Top of DATA RECORDS
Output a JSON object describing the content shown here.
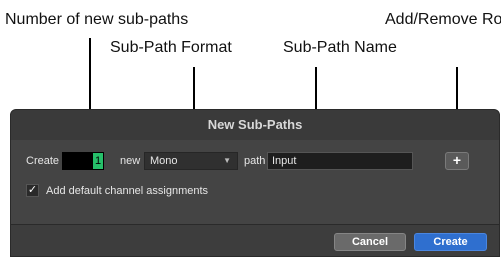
{
  "annotations": {
    "num_subpaths": "Number of new sub-paths",
    "subpath_format": "Sub-Path Format",
    "subpath_name": "Sub-Path Name",
    "add_remove_row": "Add/Remove Row"
  },
  "dialog": {
    "title": "New Sub-Paths",
    "create_label": "Create",
    "count_value": "1",
    "new_label": "new",
    "format_value": "Mono",
    "path_label": "path",
    "path_name_value": "Input",
    "add_row_button": "+",
    "default_channels_checkbox": {
      "label": "Add default channel assignments",
      "checked": true,
      "mark": "✓"
    },
    "cancel_button": "Cancel",
    "create_button": "Create"
  },
  "colors": {
    "count_field_fill": "#26c06a",
    "create_button_bg": "#2f6fcf"
  }
}
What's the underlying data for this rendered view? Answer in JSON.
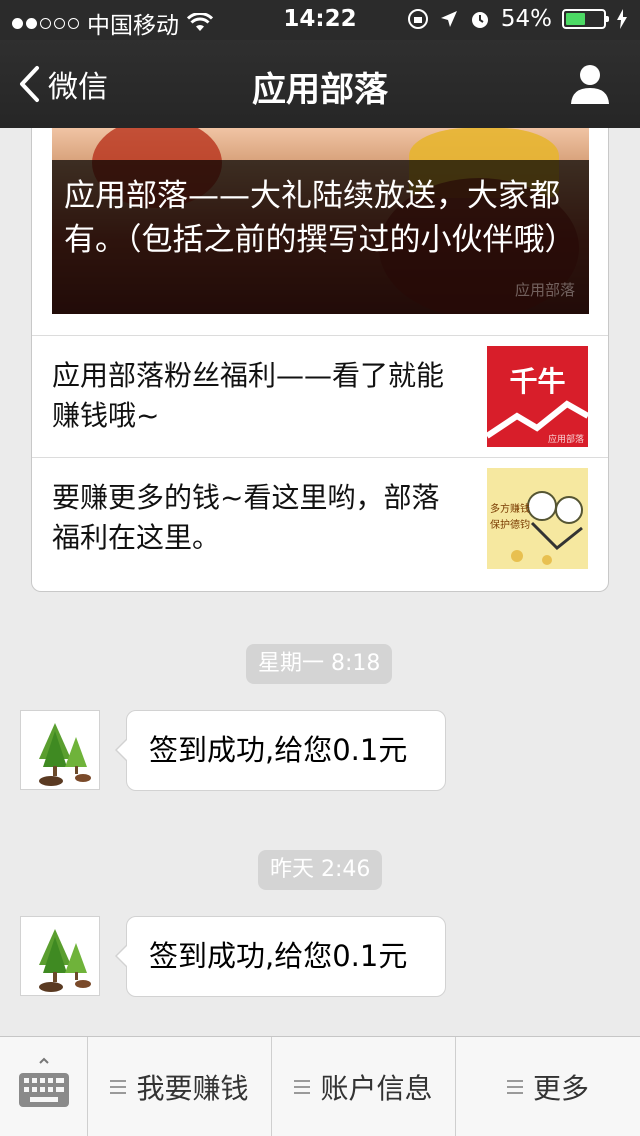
{
  "status_bar": {
    "carrier": "中国移动",
    "time": "14:22",
    "battery": "54%",
    "battery_level": 0.54
  },
  "nav": {
    "back_label": "微信",
    "title": "应用部落",
    "profile_icon": "person-icon"
  },
  "article_card": {
    "cover_title": "应用部落——大礼陆续放送，大家都有。（包括之前的撰写过的小伙伴哦）",
    "cover_watermark": "应用部落",
    "items": [
      {
        "title": "应用部落粉丝福利——看了就能赚钱哦~",
        "thumb_text": "千牛",
        "thumb_watermark": "应用部落"
      },
      {
        "title": "要赚更多的钱~看这里哟，部落福利在这里。",
        "thumb_text": "多方赚钱\n保护德钧"
      }
    ]
  },
  "messages": [
    {
      "timestamp": "星期一 8:18",
      "text": "签到成功,给您0.1元",
      "avatar_icon": "tree-avatar-icon"
    },
    {
      "timestamp": "昨天 2:46",
      "text": "签到成功,给您0.1元",
      "avatar_icon": "tree-avatar-icon"
    }
  ],
  "bottom_menu": {
    "keyboard_icon": "keyboard-icon",
    "items": [
      "我要赚钱",
      "账户信息",
      "更多"
    ]
  },
  "colors": {
    "nav_bg": "#2b2b2b",
    "page_bg": "#ebebeb",
    "battery_green": "#4cd964",
    "thumb_red": "#d81e2a"
  }
}
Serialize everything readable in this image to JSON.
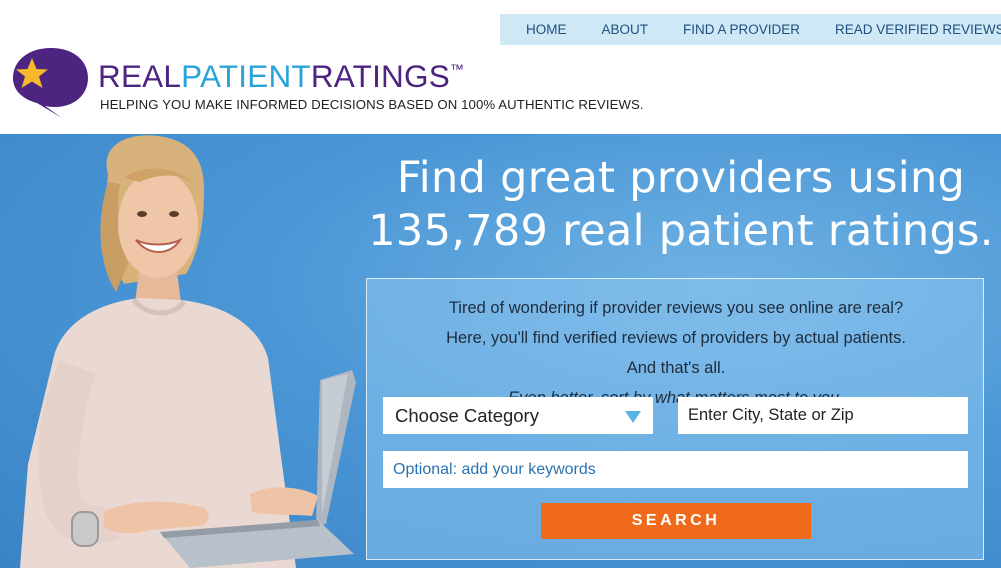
{
  "nav": {
    "items": [
      {
        "label": "HOME"
      },
      {
        "label": "ABOUT"
      },
      {
        "label": "FIND A PROVIDER"
      },
      {
        "label": "READ VERIFIED REVIEWS"
      }
    ]
  },
  "brand": {
    "part1": "REAL",
    "part2": "PATIENT",
    "part3": "RATINGS",
    "trademark": "™",
    "tagline": "HELPING YOU MAKE INFORMED DECISIONS BASED ON 100% AUTHENTIC REVIEWS."
  },
  "hero": {
    "headline_line1": "Find great providers using",
    "headline_line2": "135,789 real patient ratings."
  },
  "search": {
    "intro_line1": "Tired of wondering if provider reviews you see online are real?",
    "intro_line2": "Here, you'll find verified reviews of providers by actual patients.",
    "intro_line3_plain": "And that's all.",
    "intro_line3_em": "Even better, sort by what matters most to you.",
    "category_value": "Choose Category",
    "location_placeholder": "Enter City, State or Zip",
    "keywords_placeholder": "Optional: add your keywords",
    "button_label": "SEARCH"
  },
  "colors": {
    "brand_purple": "#4d2480",
    "brand_blue": "#2aa3d9",
    "nav_bg": "#cfe8f5",
    "hero_blue": "#4b97d6",
    "button_orange": "#ef6b1b"
  },
  "icons": {
    "logo": "speech-bubble-star-icon",
    "dropdown": "triangle-down-icon"
  }
}
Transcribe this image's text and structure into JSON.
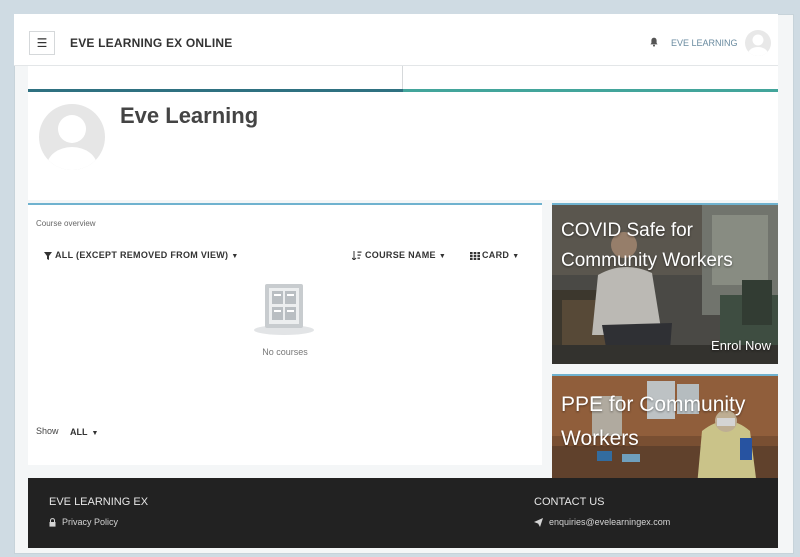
{
  "navbar": {
    "menu_icon": "hamburger-icon",
    "site_title": "EVE LEARNING EX ONLINE",
    "notification_icon": "bell-icon",
    "user_name": "EVE LEARNING"
  },
  "profile": {
    "name": "Eve Learning"
  },
  "course_overview": {
    "block_title": "Course overview",
    "filter_label": "ALL (EXCEPT REMOVED FROM VIEW)",
    "sort_label": "COURSE NAME",
    "view_label": "CARD",
    "empty_text": "No courses",
    "show_label": "Show",
    "show_value": "ALL"
  },
  "promos": [
    {
      "title": "COVID Safe for Community Workers",
      "cta": "Enrol Now"
    },
    {
      "title": "PPE for Community Workers"
    }
  ],
  "footer": {
    "brand": "EVE LEARNING EX",
    "privacy_link": "Privacy Policy",
    "contact_heading": "CONTACT US",
    "email": "enquiries@evelearningex.com"
  },
  "colors": {
    "tab_accent_left": "#2f7181",
    "tab_accent_right": "#43a59b",
    "block_border": "#6fb2cf",
    "footer_bg": "#222222"
  }
}
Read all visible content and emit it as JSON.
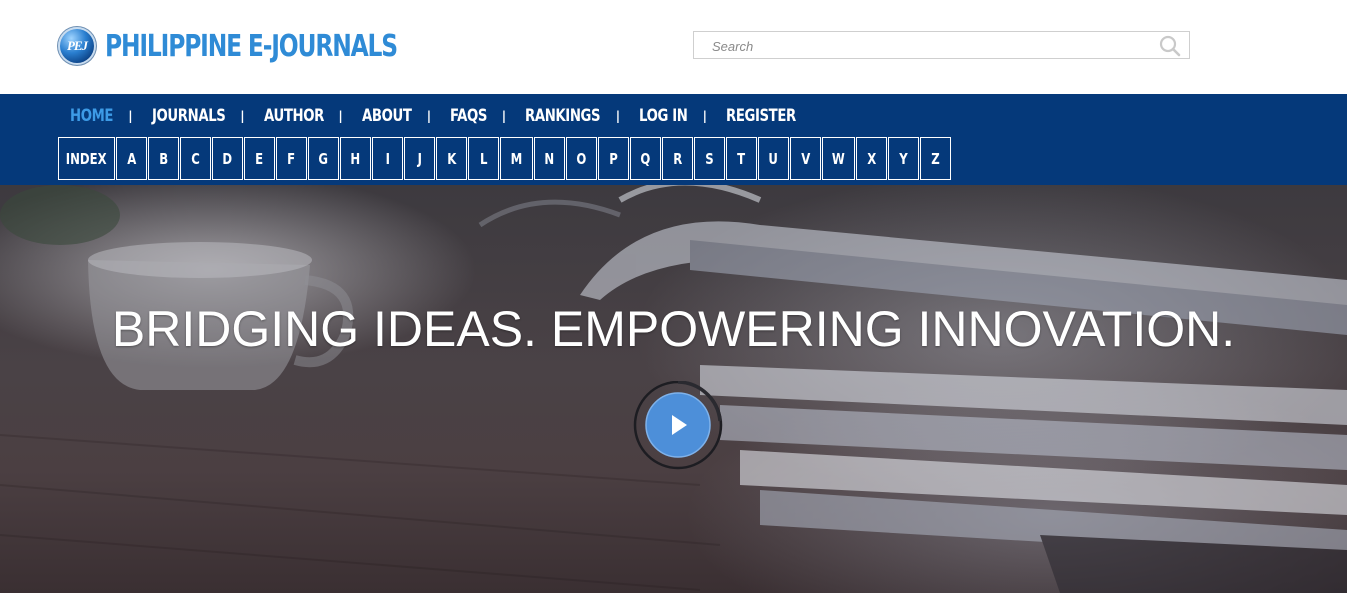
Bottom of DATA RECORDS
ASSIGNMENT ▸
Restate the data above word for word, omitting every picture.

ANSWER TO THIS TASK ▸
Output a JSON object describing the content shown here.
{
  "annotations": {
    "num_subpaths": "Number of new sub-paths",
    "subpath_format": "Sub-Path Format",
    "subpath_name": "Sub-Path Name",
    "add_remove_row": "Add/Remove Row"
  },
  "dialog": {
    "title": "New Sub-Paths",
    "create_label": "Create",
    "count_value": "1",
    "new_label": "new",
    "format_value": "Mono",
    "path_label": "path",
    "path_name_value": "Input",
    "add_row_button": "+",
    "default_channels_checkbox": {
      "label": "Add default channel assignments",
      "checked": true,
      "mark": "✓"
    },
    "cancel_button": "Cancel",
    "create_button": "Create"
  },
  "colors": {
    "count_field_fill": "#26c06a",
    "create_button_bg": "#2f6fcf"
  }
}
What's the underlying data for this rendered view? Answer in JSON.
{
  "status_bar": {
    "carrier": "中国移动",
    "time": "14:22",
    "battery": "54%",
    "battery_level": 0.54
  },
  "nav": {
    "back_label": "微信",
    "title": "应用部落",
    "profile_icon": "person-icon"
  },
  "article_card": {
    "cover_title": "应用部落——大礼陆续放送，大家都有。（包括之前的撰写过的小伙伴哦）",
    "cover_watermark": "应用部落",
    "items": [
      {
        "title": "应用部落粉丝福利——看了就能赚钱哦~",
        "thumb_text": "千牛",
        "thumb_watermark": "应用部落"
      },
      {
        "title": "要赚更多的钱~看这里哟，部落福利在这里。",
        "thumb_text": "多方赚钱\n保护德钧"
      }
    ]
  },
  "messages": [
    {
      "timestamp": "星期一 8:18",
      "text": "签到成功,给您0.1元",
      "avatar_icon": "tree-avatar-icon"
    },
    {
      "timestamp": "昨天 2:46",
      "text": "签到成功,给您0.1元",
      "avatar_icon": "tree-avatar-icon"
    }
  ],
  "bottom_menu": {
    "keyboard_icon": "keyboard-icon",
    "items": [
      "我要赚钱",
      "账户信息",
      "更多"
    ]
  },
  "colors": {
    "nav_bg": "#2b2b2b",
    "page_bg": "#ebebeb",
    "battery_green": "#4cd964",
    "thumb_red": "#d81e2a"
  }
}
Serialize everything readable in this image to JSON.
{
  "nav": {
    "items": [
      {
        "label": "HOME"
      },
      {
        "label": "ABOUT"
      },
      {
        "label": "FIND A PROVIDER"
      },
      {
        "label": "READ VERIFIED REVIEWS"
      }
    ]
  },
  "brand": {
    "part1": "REAL",
    "part2": "PATIENT",
    "part3": "RATINGS",
    "trademark": "™",
    "tagline": "HELPING YOU MAKE INFORMED DECISIONS BASED ON 100% AUTHENTIC REVIEWS."
  },
  "hero": {
    "headline_line1": "Find great providers using",
    "headline_line2": "135,789 real patient ratings."
  },
  "search": {
    "intro_line1": "Tired of wondering if provider reviews you see online are real?",
    "intro_line2": "Here, you'll find verified reviews of providers by actual patients.",
    "intro_line3_plain": "And that's all.",
    "intro_line3_em": "Even better, sort by what matters most to you.",
    "category_value": "Choose Category",
    "location_placeholder": "Enter City, State or Zip",
    "keywords_placeholder": "Optional: add your keywords",
    "button_label": "SEARCH"
  },
  "colors": {
    "brand_purple": "#4d2480",
    "brand_blue": "#2aa3d9",
    "nav_bg": "#cfe8f5",
    "hero_blue": "#4b97d6",
    "button_orange": "#ef6b1b"
  },
  "icons": {
    "logo": "speech-bubble-star-icon",
    "dropdown": "triangle-down-icon"
  }
}
Transcribe this image's text and structure into JSON.
{
  "navbar": {
    "menu_icon": "hamburger-icon",
    "site_title": "EVE LEARNING EX ONLINE",
    "notification_icon": "bell-icon",
    "user_name": "EVE LEARNING"
  },
  "profile": {
    "name": "Eve Learning"
  },
  "course_overview": {
    "block_title": "Course overview",
    "filter_label": "ALL (EXCEPT REMOVED FROM VIEW)",
    "sort_label": "COURSE NAME",
    "view_label": "CARD",
    "empty_text": "No courses",
    "show_label": "Show",
    "show_value": "ALL"
  },
  "promos": [
    {
      "title": "COVID Safe for Community Workers",
      "cta": "Enrol Now"
    },
    {
      "title": "PPE for Community Workers"
    }
  ],
  "footer": {
    "brand": "EVE LEARNING EX",
    "privacy_link": "Privacy Policy",
    "contact_heading": "CONTACT US",
    "email": "enquiries@evelearningex.com"
  },
  "colors": {
    "tab_accent_left": "#2f7181",
    "tab_accent_right": "#43a59b",
    "block_border": "#6fb2cf",
    "footer_bg": "#222222"
  }
}
Read all visible content and emit it as JSON.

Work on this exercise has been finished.